Very early morning at DFW waiting for my flight, and the little ERJ-175 waiting for me at the end of the jetway is just being nudged from her slumbers by the ground service team.
I do like these jets better than their little sisters. Something about the engines-under-wing configuration is comforting. And the seat configuration in the RJs is a bit less crowded since they’re usually 2/2 in economy and 1/2 in business.
Hoping for a smooth flight over the southern Rockies and the desert.
It’s been a long day with clients and journalists. I needed the protein. And I turned down a ton of carbs, but there is probably a half pound of brisket and a half pound of chicken on the table.
Lord help me, I love Texas.
I skipped the toast and the hash browns (should have just told them to hold it.) Gorged on this huge chicken breast/spinach/jalapeño/onion omelet. Along with five cups of Ellen’s superb coffee, I walked out floating on air.
This is my new Dallas hangout.
Stopped atop Donner Summit on my way from a meeting in Reno to a meeting in San Jose, I could not help thinking about the engineering that went into piercing this steepest of North American mountain ranges with a transportation artery that links the nation with coastal California.
The story of the construction of the transcontinental railroad is a treasured piece of American lore, and the project’s great historians tell us that effort to cross the Sierras with iron rails was the most arduous part of that undertaking. Building the Lincoln Highway through the Sierras, and later Interstate 80, have been almost ignored. What of the engineering, of the careful balance between the needs of the automobile and the need to care for the land, of the value unleashed by eliminating the need to veer northwards to the Columbia River or southwards to Tehachapi?

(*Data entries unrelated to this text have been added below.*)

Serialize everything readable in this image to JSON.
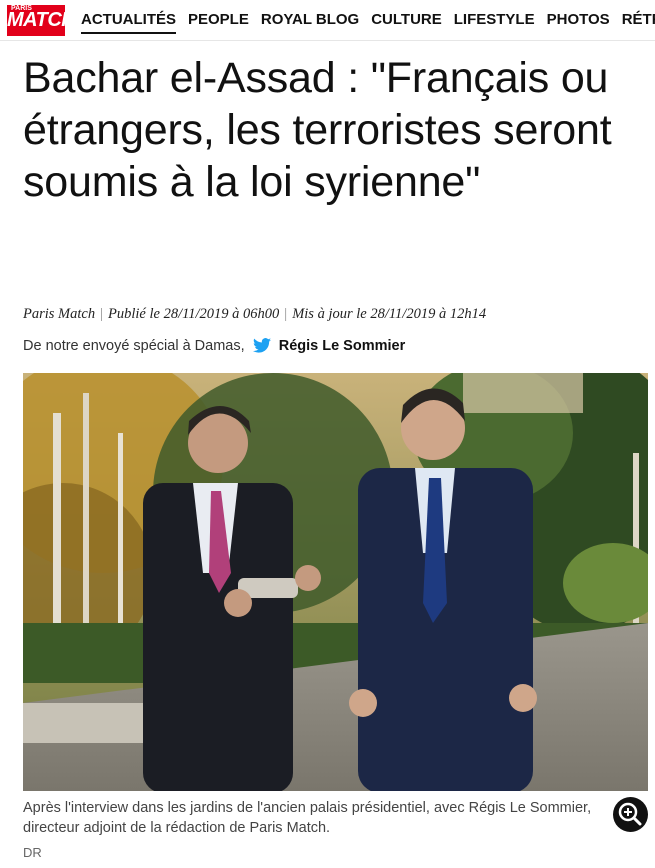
{
  "header": {
    "logo_text": "MATCH",
    "logo_small": "PARIS",
    "brand_color": "#e2001a",
    "nav": [
      "ACTUALITÉS",
      "PEOPLE",
      "ROYAL BLOG",
      "CULTURE",
      "LIFESTYLE",
      "PHOTOS",
      "RÉTRO"
    ]
  },
  "article": {
    "title": "Bachar el-Assad : \"Français ou étrangers, les terroristes seront soumis à la loi syrienne\"",
    "source": "Paris Match",
    "published": "Publié le 28/11/2019 à 06h00",
    "updated": "Mis à jour le 28/11/2019 à 12h14",
    "byline_prefix": "De notre envoyé spécial à Damas,",
    "author": "Régis Le Sommier",
    "caption_line1": "Après l'interview dans les jardins de l'ancien palais présidentiel, avec Régis Le Sommier,",
    "caption_line2": "directeur adjoint de la rédaction de Paris Match.",
    "credit": "DR"
  },
  "icons": {
    "twitter": "twitter-bird-icon",
    "zoom": "zoom-in-icon"
  }
}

The pioneers would have not dared to conceive of traveling from Truckee Meadows to the San Francisco Bay in a week, much less in an afternoon. And yet, here I am, and with time enough to stop in Dixon for lunch.
My historian’s nose tells me there is more to be learned and a bigger story to be told, and I file it away for future thought. Sitting back down in my car, I say a silent “thank you” to the trailblazers who found this pass, to the surveyors who chose the path, to the engineers who designed it, and to the legions of men who hewed it out of the granite.
I found my perfect breakfast on the south side of Reno while prepping for a client meeting. Peg’s offers the ideal breakfast for my training program: grilled chicken, egg whites, and basmati rice. Tons of protein, just the right amount of fat, and enough carbs to power me through the day.
Thank you, Peg’s!
Virgin Atlantic Clubhouse, Heathrow. The breakfast smells incredible, and I didn’t have dinner last night.
But I am declining, even the croissants, saving my calories for the Kosher Kedassia meals on the flight. There will be foods on my tray that are not on my training program, so I need to choose my sins.
But boy, am I hungry. The temptation to partake is extreme.
Egg whites, unsalted; a porridge of rolled oats and protein powder; a pot of English Breakfast tea and a liter of still water.